  1. Joe says:

    Rachel Maddow raised this issue recently in the context of weapons.

  2. AndyK says:

    What? Are gun manufacturers selling / releasing their design specs now? I seriously doubt Maddow brought this particular issue— liability for design or product defects, etc. for the secondary (legal or illegal) manufacturer.

    More likely she was raising the hyper-partisan issue of gun manufacturer liability for deaths UNRELATED TO product defect.

  3. Joe says:

    She discussed how the technology involved in 3D printing can be applied to gun manufacture and how this would result in a revolution on how we would (and be able to) regulate them.

  4. Brett Bellmore says:

    I don’t think it’s that much of a revolution; Regulation of firearms is already severely limited by the existence of a black market, bolstered both by a criminal class who use guns, and a population who don’t regard the regulations as legitimate, and hence feel no particular obligation to comply with them. Widespread ownership of home shop equipment capable of manufacturing superior firearms from scratch, and hobby reloading are a factor, too.

    Perhaps 3d printing is more important for the way it shatters the illusion that firearms can be effectively regulated, than for actually impeding the regulation.

  5. AndyK says:
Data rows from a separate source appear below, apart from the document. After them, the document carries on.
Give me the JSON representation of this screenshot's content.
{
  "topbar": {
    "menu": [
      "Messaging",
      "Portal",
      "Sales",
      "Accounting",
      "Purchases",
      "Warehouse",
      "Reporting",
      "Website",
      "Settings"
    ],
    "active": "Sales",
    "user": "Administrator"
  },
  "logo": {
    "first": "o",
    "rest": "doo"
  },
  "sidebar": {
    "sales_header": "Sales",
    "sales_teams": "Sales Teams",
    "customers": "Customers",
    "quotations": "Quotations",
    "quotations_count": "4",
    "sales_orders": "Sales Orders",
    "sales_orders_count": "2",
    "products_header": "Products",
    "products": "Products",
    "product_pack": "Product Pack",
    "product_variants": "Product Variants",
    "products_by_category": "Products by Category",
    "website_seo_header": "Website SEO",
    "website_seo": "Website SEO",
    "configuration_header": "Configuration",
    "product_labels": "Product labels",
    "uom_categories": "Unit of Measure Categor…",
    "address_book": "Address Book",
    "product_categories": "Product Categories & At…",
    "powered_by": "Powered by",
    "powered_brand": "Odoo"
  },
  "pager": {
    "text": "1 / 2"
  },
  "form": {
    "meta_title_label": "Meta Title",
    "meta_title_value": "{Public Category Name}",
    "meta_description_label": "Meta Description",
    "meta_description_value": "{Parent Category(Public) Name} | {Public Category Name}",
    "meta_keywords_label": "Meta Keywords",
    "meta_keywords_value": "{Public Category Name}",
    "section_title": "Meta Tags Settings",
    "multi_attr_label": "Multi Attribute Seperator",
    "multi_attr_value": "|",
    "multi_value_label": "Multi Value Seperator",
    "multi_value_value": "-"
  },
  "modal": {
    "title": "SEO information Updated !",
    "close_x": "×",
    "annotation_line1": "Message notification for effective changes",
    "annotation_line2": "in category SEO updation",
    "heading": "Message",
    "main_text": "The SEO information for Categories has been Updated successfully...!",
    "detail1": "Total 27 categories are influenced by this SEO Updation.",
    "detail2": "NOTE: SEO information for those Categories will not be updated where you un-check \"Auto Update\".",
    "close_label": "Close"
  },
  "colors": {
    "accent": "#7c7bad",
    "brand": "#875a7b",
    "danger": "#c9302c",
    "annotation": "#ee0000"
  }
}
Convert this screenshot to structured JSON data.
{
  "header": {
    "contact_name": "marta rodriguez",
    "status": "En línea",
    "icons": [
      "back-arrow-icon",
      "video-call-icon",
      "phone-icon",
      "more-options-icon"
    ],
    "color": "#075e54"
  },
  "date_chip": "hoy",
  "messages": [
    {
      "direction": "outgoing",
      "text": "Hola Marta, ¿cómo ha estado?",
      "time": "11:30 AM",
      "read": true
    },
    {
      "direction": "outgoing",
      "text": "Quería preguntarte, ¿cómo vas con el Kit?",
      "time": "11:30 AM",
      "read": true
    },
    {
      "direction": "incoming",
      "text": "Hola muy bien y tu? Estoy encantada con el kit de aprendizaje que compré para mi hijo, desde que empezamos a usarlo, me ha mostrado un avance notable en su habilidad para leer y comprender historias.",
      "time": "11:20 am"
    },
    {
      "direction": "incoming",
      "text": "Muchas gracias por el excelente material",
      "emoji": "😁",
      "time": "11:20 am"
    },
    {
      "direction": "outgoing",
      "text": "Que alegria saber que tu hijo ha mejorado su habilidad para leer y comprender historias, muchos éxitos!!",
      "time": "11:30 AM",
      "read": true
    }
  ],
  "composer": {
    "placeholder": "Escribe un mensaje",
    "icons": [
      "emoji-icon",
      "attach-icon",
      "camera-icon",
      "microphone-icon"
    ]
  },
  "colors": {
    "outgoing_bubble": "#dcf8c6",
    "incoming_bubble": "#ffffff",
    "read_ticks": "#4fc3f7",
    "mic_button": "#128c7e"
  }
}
    Joe:

    Okay, I stand (partially) corrected. But the issue here is where specs are publicly available. Buying a gun and surreptitiously copying it could and should never lead to liability for the gun manufacturer. Even in a world where everyone could make such a copy, a liability rule here would simple grind human innovation to a halt: “anything you invent we will hold you liable for.”

    So unless gun manufacturers are releasing their specs, the issue is entirely different.

    Brett: Personally, I agree regulation is futile, but the point is, I think, to make us feel better about ourselves. I think that is a good enough reason to support a law, and I’m happy with many of the entirely ineffective laws we have, because people need to be kept optimistic.

  6. Joe says:

    Is the Borg involved here? No that is resistance is futile.

    I’m not game on the extreme sentiments applied here. Regulation is not futile. It will be applied differently as things changed. How this will work remains to be seen when the things have changed and a new path is taken.

  7. Brett Bellmore says:

    “Brett: Personally, I agree regulation is futile, but the point is, I think, to make us feel better about ourselves. I think that is a good enough reason to support a law, and I’m happy with many of the entirely ineffective laws we have, because people need to be kept optimistic.”

    What you mean ‘we’, white man?” I’m the regulated here, not the regulator, and I assure you having my civil liberties attacked doesn’t make me feel either better about myself, or optimistic.